“It’s a pretty big step up from the old walk-through magnetometers,” said Jensen.

He said the system should be faster and will reduce physical contact. “This is not going to be triggered by somebody’s set of keys, or the quarters in their pocket.”

The Boch Center is installing a similar system at the Wang and Shubert theaters. It is also refurbishing the elevators at the Wang to service all floors, the bathrooms will have hands-free fixtures, and the lower levels will boast a suite of new app-enabled bars to streamline drink orders.

“All of that is electronic,” said Spaulding. “You can order your drinks from your home. You can order it six months in advance, and when you go, you go to a particular bar, and your drink is waiting for you.”

In addition to updating the theaters’ ventilation systems, Spaulding said both Boch Center venues are installing an air purification system that’s said to remove nearly all viruses, including the coronavirus that causes COVID-19. “It takes out all of the bad stuff,” he said.

But for all the high-tech solutions that are being enlisted to control the virus, Boston’s performing arts venues and groups are trying to stay flexible when it comes to one of the most low-tech, but effective, tools to prevent disease transmission: the humble mask.


Those contacted by the Globe said they were following Centers for Disease Control and Prevention guidance, which currently advises that fully vaccinated people need not wear masks indoors. Of course, the spread of the Delta variant, which recently prompted officials in Provincetown to issue a new mask advisory, could change that.

“If we’ve learned anything in the last 15 months, it’s that we have to be flexible, and we have to be able to change our protocols and our approach if it’s warranted,” said Evelyn Barnes, chief financial officer for the Boston Symphony Orchestra, whose season opens Sept. 30. She added that while the symphony was not currently planning to require masks, “if there are more indications that we need to change, to have masks, we will make that change.”

At the Calderwood, which like other venues is planning for 100 percent capacity, Most said the theater would be in close contact with audience members about what to expect during their visit.

“We really do want to base our rules on the most common practices at the time,” she said, adding the theater plans to e-mail audience members updated guidelines before each performance and will offer more flexibility with ticket changes. “We don’t want to pretend like we know what the end of August is going to look like.”

Similarly, Spaulding said that although the Boch Center doesn’t have a mask policy and isn’t planning to require proof of vaccination, that could change.

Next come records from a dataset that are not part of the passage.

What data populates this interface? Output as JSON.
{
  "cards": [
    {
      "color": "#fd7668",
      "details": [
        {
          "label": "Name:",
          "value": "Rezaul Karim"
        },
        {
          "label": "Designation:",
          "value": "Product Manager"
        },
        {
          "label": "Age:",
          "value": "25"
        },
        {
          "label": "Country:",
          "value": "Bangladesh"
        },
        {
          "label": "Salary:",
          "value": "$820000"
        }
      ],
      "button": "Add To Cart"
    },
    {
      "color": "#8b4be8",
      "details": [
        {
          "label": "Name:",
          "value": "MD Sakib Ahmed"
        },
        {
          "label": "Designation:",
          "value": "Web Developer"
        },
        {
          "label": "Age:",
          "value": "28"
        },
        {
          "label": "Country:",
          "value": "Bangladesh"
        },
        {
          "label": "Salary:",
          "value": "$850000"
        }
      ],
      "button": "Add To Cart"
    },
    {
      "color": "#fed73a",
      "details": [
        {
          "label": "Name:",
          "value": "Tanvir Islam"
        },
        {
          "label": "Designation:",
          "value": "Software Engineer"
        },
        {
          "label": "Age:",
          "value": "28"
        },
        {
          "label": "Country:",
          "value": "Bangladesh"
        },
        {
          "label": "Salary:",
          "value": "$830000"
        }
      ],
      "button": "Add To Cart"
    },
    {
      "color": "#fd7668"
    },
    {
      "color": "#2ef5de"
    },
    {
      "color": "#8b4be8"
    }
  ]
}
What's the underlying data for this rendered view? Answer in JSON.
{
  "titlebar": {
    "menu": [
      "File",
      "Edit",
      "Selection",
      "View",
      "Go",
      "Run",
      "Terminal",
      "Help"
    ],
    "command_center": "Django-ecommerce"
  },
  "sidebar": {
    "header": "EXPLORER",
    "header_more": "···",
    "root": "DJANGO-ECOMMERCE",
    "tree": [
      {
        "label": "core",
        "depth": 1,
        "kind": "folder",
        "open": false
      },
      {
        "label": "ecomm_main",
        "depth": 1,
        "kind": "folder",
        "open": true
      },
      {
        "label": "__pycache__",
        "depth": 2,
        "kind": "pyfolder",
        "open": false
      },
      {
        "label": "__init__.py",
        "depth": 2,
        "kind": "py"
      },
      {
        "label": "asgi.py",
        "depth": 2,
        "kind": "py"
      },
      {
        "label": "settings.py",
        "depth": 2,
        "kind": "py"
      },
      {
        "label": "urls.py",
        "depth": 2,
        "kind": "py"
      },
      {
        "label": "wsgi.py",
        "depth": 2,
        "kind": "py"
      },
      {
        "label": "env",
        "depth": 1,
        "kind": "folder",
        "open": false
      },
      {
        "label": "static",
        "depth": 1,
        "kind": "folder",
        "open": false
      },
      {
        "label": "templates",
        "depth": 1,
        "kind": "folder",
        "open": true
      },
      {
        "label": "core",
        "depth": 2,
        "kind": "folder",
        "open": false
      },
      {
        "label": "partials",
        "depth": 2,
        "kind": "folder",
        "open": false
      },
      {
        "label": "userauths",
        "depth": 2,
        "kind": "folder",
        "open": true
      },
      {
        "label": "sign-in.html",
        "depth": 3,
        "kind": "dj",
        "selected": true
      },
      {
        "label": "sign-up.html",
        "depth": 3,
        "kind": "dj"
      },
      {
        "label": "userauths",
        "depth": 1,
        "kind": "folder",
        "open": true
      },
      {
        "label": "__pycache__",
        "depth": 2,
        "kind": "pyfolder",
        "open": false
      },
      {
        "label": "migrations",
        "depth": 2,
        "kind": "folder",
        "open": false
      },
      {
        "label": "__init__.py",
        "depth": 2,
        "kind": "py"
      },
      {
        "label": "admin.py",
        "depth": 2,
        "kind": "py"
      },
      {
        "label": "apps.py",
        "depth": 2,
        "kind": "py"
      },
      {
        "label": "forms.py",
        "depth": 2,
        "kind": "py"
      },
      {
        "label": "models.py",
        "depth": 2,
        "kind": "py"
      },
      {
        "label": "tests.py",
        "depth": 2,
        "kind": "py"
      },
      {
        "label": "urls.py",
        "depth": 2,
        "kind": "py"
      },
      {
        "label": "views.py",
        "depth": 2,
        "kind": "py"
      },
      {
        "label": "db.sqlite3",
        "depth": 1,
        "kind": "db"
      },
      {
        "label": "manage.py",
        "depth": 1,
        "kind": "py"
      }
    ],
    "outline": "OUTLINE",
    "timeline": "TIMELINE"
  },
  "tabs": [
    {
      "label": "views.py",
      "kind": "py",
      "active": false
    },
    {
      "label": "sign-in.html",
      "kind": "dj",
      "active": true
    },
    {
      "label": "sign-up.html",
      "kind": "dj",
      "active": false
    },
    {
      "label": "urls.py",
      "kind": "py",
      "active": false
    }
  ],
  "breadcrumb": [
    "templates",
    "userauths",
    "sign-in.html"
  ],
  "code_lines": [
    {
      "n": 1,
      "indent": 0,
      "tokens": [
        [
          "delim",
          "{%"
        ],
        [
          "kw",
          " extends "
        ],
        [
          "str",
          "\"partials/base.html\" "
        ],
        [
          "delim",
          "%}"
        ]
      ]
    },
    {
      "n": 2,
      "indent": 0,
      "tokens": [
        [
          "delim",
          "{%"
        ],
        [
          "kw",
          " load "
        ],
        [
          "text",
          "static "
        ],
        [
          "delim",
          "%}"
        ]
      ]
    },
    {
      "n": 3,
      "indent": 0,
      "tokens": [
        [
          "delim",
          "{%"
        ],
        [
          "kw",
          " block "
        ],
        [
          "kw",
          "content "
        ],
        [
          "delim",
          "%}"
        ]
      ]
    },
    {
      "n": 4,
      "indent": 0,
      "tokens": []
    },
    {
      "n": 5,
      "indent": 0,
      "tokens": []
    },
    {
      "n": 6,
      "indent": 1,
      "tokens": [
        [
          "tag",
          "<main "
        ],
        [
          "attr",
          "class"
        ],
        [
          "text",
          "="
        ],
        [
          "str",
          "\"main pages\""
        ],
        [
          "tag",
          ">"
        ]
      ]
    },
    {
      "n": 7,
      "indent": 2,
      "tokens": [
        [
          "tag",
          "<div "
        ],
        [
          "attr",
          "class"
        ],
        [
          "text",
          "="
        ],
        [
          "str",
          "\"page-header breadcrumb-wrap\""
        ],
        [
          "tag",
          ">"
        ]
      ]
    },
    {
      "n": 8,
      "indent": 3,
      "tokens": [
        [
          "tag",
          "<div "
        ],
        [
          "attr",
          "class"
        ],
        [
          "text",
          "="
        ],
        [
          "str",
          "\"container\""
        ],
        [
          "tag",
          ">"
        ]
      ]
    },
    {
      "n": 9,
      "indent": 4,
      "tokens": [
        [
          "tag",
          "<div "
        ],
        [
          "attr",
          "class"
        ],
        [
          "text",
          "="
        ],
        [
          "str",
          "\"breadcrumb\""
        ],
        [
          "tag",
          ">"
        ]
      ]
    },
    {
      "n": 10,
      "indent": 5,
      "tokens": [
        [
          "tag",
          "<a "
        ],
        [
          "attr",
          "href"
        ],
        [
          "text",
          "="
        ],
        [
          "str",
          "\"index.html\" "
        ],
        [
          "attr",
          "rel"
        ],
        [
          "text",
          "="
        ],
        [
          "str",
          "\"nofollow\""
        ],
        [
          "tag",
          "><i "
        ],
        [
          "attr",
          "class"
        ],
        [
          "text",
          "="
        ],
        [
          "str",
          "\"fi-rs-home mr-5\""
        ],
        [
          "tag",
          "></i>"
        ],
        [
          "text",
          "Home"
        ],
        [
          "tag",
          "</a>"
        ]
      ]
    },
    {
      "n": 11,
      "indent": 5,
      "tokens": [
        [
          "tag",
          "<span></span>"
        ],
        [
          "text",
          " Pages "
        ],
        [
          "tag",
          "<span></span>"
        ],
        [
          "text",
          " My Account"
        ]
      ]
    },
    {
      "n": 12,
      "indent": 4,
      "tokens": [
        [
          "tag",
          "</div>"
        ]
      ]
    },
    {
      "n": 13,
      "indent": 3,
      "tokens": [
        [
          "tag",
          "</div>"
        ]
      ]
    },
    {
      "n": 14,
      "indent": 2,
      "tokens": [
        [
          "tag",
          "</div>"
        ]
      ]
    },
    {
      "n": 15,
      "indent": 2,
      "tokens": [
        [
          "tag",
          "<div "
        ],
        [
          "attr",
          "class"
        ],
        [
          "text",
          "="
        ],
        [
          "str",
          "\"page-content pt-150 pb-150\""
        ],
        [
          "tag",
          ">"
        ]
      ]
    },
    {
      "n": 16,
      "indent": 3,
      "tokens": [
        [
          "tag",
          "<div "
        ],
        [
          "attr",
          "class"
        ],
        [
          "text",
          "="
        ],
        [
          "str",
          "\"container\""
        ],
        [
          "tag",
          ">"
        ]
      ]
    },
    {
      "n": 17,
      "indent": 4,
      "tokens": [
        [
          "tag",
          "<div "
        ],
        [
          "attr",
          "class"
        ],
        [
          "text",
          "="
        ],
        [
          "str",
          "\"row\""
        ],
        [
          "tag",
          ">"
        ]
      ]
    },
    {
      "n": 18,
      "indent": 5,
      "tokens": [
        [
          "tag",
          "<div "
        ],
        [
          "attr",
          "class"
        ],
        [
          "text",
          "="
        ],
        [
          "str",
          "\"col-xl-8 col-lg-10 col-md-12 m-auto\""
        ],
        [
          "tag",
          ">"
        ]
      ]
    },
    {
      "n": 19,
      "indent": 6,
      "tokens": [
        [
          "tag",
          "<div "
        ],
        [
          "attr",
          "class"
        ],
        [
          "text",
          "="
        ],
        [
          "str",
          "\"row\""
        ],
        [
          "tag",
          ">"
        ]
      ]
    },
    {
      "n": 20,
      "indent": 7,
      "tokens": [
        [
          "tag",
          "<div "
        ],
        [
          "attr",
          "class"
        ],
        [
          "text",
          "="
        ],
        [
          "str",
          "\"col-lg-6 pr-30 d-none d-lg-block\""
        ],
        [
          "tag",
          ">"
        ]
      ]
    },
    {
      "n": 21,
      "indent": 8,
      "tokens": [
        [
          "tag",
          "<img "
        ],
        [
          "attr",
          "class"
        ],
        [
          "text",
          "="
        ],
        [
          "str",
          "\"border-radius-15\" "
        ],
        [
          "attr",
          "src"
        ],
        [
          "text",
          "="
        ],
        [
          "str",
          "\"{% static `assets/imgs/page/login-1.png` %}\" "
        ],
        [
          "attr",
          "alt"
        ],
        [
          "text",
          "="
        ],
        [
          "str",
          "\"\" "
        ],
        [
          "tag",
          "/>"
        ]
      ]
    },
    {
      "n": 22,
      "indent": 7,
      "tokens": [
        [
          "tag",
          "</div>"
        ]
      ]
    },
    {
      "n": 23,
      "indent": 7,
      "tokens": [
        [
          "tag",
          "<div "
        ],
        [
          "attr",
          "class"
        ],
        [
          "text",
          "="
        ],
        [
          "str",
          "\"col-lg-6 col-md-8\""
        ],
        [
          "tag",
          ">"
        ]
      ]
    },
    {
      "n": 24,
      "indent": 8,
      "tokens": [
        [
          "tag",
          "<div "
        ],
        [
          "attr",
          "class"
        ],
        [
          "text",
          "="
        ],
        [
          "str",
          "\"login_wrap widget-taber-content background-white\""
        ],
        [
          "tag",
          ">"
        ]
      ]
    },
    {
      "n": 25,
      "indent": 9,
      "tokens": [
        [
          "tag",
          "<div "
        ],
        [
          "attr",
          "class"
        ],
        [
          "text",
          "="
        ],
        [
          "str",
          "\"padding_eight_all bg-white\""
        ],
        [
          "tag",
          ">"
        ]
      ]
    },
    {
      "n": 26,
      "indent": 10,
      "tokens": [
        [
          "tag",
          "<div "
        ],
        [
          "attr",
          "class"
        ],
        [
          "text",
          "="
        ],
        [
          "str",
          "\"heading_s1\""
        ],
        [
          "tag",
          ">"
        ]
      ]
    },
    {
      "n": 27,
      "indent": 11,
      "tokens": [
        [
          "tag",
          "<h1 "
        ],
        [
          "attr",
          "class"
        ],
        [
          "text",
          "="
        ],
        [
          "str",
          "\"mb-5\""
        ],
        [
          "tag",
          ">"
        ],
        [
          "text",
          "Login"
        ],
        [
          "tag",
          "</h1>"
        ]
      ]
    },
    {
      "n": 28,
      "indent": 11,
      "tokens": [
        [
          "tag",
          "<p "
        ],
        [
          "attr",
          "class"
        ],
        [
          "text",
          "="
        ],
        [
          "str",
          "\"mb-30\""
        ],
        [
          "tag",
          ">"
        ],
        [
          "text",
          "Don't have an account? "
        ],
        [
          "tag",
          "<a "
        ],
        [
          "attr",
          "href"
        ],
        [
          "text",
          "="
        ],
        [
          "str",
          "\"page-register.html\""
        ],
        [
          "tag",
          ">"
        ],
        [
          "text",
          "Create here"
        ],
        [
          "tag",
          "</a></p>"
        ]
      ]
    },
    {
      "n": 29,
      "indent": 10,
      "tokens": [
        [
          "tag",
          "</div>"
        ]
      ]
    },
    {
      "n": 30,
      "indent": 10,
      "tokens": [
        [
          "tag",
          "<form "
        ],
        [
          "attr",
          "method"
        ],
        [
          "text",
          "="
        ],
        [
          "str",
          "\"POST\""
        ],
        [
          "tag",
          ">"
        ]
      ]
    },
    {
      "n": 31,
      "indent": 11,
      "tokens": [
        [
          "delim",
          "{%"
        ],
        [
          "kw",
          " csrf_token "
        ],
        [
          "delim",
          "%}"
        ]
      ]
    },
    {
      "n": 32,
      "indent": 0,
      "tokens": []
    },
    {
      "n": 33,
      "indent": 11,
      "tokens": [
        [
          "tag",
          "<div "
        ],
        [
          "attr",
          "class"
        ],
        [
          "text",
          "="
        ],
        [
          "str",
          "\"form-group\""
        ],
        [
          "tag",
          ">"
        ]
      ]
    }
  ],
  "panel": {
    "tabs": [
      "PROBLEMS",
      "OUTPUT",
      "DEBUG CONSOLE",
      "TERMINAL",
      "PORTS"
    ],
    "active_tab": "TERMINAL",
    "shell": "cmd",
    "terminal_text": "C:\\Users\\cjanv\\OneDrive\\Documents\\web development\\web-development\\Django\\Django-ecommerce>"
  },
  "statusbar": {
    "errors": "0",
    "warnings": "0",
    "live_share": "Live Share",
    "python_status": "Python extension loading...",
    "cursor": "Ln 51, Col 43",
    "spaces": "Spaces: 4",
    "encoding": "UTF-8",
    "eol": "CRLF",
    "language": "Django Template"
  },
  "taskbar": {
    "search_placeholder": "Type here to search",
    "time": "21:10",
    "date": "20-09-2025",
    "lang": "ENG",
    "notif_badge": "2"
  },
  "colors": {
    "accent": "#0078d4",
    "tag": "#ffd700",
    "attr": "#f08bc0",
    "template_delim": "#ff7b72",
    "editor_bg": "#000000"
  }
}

“We’re going to follow what the state says, [but] if a show decides that’s the way they want to go, we’re going to have to do that,” said Spaulding.

Bucking this trend is ArtsEmerson, which plans to require masks for both guests and staff (but not performers on stage) across all its venues. Executive director David C. Howse said the organization, whose first indoor performance opens Nov. 12 at the Cutler Majestic Theatre, has updated its ventilation systems and is encouraging guests to use digital or mailed tickets. Theatergoers will not be asked for proof of vaccination.

“[W]e will continue to monitor the situation and adapt our protocols as needed,” Howse said in a statement.

Speaking more generally, a spokeswoman for the American Repertory Theater, whose first indoor show opens in September at the Loeb Drama Center, said the Cambridge theater is taking a wait-and-see approach.

“Specific policies and procedures based on disease dynamics . . . will be confirmed prior to the start of performances,” public relations director Rebecca Curtiss said in a statement.

ArtsBoston’s Peterson said the coming months may be a little rocky.

“It’s not going to be 100 percent perfect for everybody,” she said, “but it’s going to enable a lot of people to go back and enjoy the magic of live arts performance.”

Malcolm Gay can be reached at malcolm.gay@globe.com. Follow him @malcolmgay.